> [Exercise requirements]
Return each line of the listing that follows in which the string "value" can be found.

> [Records supplied]
=== Section Start ===
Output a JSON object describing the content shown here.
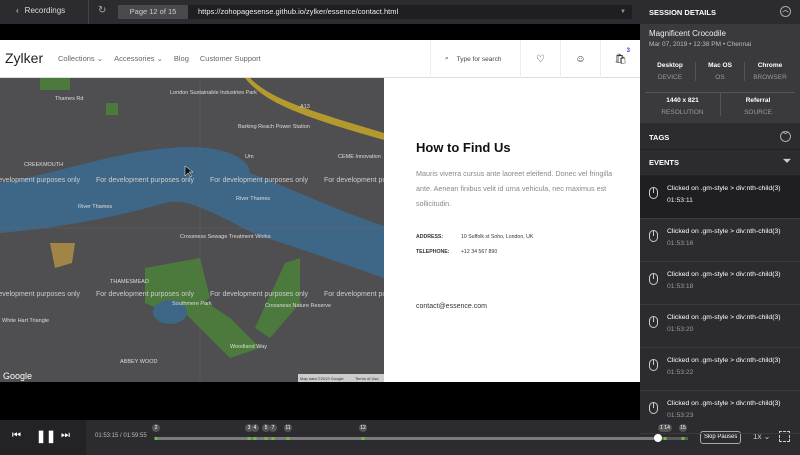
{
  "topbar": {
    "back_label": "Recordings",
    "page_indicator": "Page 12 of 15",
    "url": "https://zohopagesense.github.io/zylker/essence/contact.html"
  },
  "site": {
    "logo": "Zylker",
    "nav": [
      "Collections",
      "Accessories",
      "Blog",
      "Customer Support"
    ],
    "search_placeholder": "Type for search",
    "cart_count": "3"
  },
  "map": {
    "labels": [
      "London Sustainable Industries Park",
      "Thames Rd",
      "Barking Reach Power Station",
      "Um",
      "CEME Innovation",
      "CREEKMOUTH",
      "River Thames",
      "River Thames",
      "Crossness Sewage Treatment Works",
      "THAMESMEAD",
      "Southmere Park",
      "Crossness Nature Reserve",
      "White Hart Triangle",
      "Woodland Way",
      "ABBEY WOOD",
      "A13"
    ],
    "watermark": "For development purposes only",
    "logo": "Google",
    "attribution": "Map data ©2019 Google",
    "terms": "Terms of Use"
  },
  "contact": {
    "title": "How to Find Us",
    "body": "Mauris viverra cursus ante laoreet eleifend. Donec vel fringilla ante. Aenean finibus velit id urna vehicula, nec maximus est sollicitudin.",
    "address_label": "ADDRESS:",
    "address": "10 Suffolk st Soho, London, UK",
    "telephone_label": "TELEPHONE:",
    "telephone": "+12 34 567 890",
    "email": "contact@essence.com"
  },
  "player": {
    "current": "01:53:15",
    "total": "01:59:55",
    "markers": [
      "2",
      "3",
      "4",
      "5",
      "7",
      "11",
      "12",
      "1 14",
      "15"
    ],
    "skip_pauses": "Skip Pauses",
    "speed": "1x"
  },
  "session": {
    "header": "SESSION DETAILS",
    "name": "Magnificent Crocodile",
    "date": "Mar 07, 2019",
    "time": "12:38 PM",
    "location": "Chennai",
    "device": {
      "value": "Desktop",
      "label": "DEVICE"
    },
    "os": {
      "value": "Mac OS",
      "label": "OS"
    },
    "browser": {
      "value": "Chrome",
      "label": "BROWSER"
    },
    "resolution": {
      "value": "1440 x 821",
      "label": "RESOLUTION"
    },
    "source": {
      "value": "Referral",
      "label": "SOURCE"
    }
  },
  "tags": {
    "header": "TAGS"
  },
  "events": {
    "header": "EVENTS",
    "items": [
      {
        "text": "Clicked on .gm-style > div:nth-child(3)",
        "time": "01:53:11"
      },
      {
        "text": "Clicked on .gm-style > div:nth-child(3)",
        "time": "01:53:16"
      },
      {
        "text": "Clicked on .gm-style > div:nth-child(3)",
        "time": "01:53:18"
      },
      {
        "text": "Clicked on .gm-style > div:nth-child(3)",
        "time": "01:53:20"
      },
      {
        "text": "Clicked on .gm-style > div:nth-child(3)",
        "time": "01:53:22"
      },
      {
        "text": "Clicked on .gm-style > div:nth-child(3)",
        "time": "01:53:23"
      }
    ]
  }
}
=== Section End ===
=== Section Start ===
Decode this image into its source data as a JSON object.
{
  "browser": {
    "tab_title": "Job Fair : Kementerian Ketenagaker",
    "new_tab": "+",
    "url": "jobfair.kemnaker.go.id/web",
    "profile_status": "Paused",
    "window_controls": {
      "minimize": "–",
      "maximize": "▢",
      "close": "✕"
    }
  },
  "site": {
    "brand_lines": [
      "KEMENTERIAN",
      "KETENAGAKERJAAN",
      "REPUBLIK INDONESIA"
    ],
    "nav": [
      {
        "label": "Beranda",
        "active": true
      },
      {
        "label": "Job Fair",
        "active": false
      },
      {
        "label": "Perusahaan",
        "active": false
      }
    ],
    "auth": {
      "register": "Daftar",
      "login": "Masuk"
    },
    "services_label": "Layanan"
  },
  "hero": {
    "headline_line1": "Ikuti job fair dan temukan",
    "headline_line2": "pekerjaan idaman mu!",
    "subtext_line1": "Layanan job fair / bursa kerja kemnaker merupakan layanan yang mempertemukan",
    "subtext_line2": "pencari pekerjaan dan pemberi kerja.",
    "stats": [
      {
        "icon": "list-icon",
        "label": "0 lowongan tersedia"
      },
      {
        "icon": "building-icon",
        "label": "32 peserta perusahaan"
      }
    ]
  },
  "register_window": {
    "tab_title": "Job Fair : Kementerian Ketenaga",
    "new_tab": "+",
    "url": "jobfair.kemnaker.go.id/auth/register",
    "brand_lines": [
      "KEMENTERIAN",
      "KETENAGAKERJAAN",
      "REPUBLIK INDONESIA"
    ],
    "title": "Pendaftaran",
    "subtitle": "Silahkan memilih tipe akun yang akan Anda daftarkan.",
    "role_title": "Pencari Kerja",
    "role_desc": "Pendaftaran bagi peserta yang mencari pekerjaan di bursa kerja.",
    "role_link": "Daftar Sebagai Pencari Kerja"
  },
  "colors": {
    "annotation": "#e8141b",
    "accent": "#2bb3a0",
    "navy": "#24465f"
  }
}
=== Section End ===
> [Answer to this exercise]
      "value": "Desktop",
      "value": "Mac OS",
      "value": "Chrome",
      "value": "1440 x 821",
      "value": "Referral",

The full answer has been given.